Paul also implements his own phylogenies, erecting clades like “Macronychoperans” or placing the disputed Anurognathus in “pterodactyliformes”. Pterosaur phylogeny is interpretative and variable, but Paul does not engage with exploring and explaining that uncertainty, opting for “a degree of personal choice and judgement” for his assessment. There is a difference between having pet theories or publishing these in academic papers, but a “most up-to-date and authoritative guide” that is meant to be an all-encompassing entry point for novices, might not be the place.

The book is filled with illustrations by the author, mainly the characteristic black side silhouette for skeletal reconstructions; and pencil drawings, varying from hybrid integration of drawing with photographs, to black and white reconstructions, to quality full-colour illustrations. I am especially fond of the Pterodactylus antiquus piece on page 126. The artist has a unique angular and dynamic style that is instantly recognisable. The side skeletal reconstructions are a highlight, including species and ontogenetic stages which never were officially illustrated, but sadly, the author does not mention which specimens are used for reconstruction, rendering it of little academic use.

The book rethreads formatting and content seen in Witton (2013) and other preceding books, including but not focusing on new discoveries that came since. Publishing large, illustrated books in the world of palaeontology is hard. These work as ambassadors of science, usually speaking the loudest to those who cannot be spoken to directly, people outside of the acade­mic sphere. Scientific illustrated guides have a responsibility to be the best representation of the field. It is a shame that in this example, the book does not significantly push the barrier, is inaccessible with its text-heavy formatting, and refuses to collaborate with a wide array of academics in the field to create a solid, sturdy, intuitive but not certain, guide to these fascinating flying reptiles.


Paul, G.S. 2010. The Princeton Field Guide to Dinosaurs. 320 pp. Princeton University Press, Princeton. Crossref

Wellnhofer, P. 1991. The Illustrated Encyclopedia of Pterosaurs. 192 pp. Crescent Books, New York.

Witton, M.P. 2013. Pterosaurs. 291 pp. Princeton University Press, Prince­ton. Crossref

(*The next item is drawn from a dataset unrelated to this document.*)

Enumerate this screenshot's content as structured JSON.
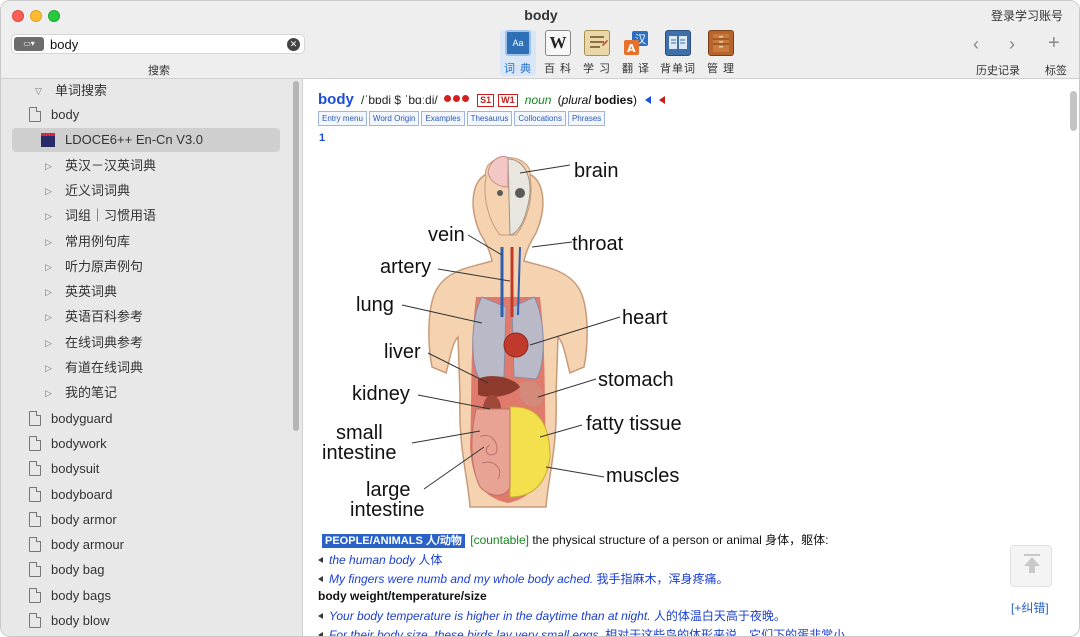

Natalia Jagielska [N.Jagielska@sms.ed.ac.uk; ORCID: https://orcid.org/0000-0001-7602-5878 ], School of GeoSciences, University of Edinburgh, Grant Institute, Edinburgh, EH9 3FE, UK.

Acta Palaeontol. Pol. 68 (2): 358, 2023